Model Construction:Verifying the basic model
For every new GSSHA model a basic simulation with uniform roughness should be run to determine the overall quality of overland flow. The minimum parameters that must be defined to run a basic simulation are surface roughness and rainfall. As described above, the time-step, total time, and outlet information must also be defined. The required steps are described below.
- In the GSSHA Job Control Parameters dialog, make sure that all optional processes (routing, sediment, infiltration, etc.) are turned off. Enter a value for total simulation time in minutes (a few hours) and a small time-step in seconds (5 to 10 sec). In the GSSHA Job Control Parameters dialog, select Output Control, toggle on Surface depth under the Data Set Map Options. Toggle on the ASCII map Type. Input a Write Frequency (minutes) such that maps of surface depth are written out every 15 to 30 min.
- For the uniform rainfall event, enter an intensity of 10 to 50 mm/hr and a duration of 60 to 120 minutes.
- Assign a uniform overland roughness coefficient, as described in Chapter 4, with a value of 0.05.
- Save the project and run GSSHA.
The model should run to completion and produce a hydrograph at the outlet. If the model runs but does not produce flow at the outlet, then either increase the total time of your simulation, your rainfall duration, or your rainfall intensity and rerun the model. Do this until there is output. The model may or may not run to completion as flow is produced.
If the model does run to completion, use the methods described in Chapter 14, Post-processing, to view the outlet hydrograph and the overland flow depth maps. These maps are useful for locating problem areas in the watershed and comparing areas of ponded water to independent topographic data. If water is ponded on the watershed at the end of the simulation (ponded water shows up as blue areas on the overland flow depth maps), compare these locations to topological maps and ensure that the ponded areas correspond to real depressions. If these areas should drain, you may have to go back and do more smoothing on the DEM or manually edit the values of elevation in the affected grid cells, as discussed in Chapter 2. Even if the ponding areas correspond to natural depressions, you may still wish to smooth the DEM or edit the grid elevations to drain these areas, as computation of overland flow with significant backwater effects requires a small time-step. Experience has shown that DEM smoothing has minimal effect on streamflow predictions.
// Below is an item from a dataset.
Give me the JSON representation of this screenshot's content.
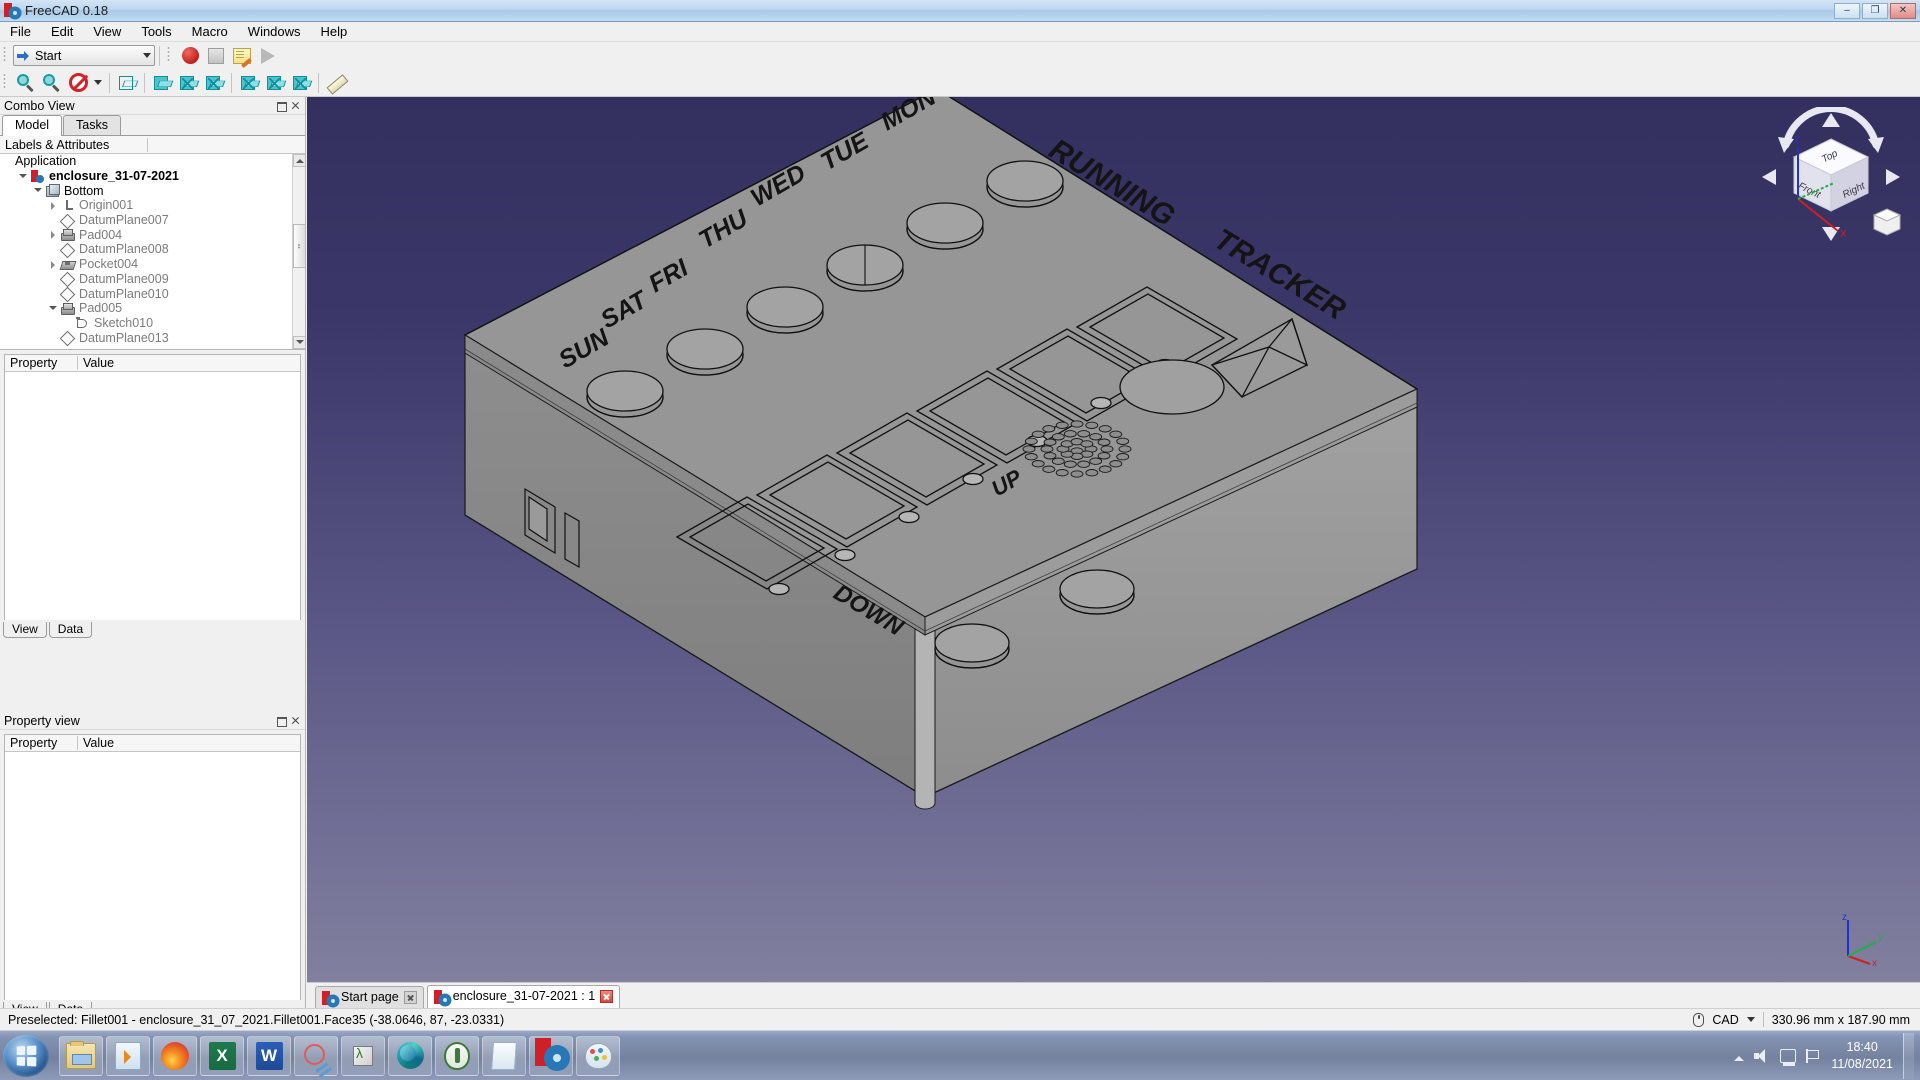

If the overland flow routine crashes, information on problem areas will be printed to the screen and also to the run summary file. If the overland flow module will not run you can try to change the overland flow routing method to ADE-PC, reduce the time-step, or decrease the uniform rainfall intensity or duration. If the model will not run with a small time-step and the very stable ADE-PC overland flow routine, the depth maps should be consulted to identify potential problems in the watershed. The DEM may be smoothed using algorithms in the WMS software, or the elevations in the grid may also be manually edited. The information provided by GSSHA will tell you where to target editing of grid cell elevations. Zoom in on these identified problem areas; turn on the color fill contours, and display the grid cell elevations. You may have to remove flat spots, dams, or depressions that are causing the overland flow model to crash. If water is ponding along the edge of the watershed, these cells will either have to be removed from the grid or raised in elevation. Another potential solution to making the overland flow module run is to increase the grid size, which will reduce the Courant number and smooth the elevations in the model.
- Model Construction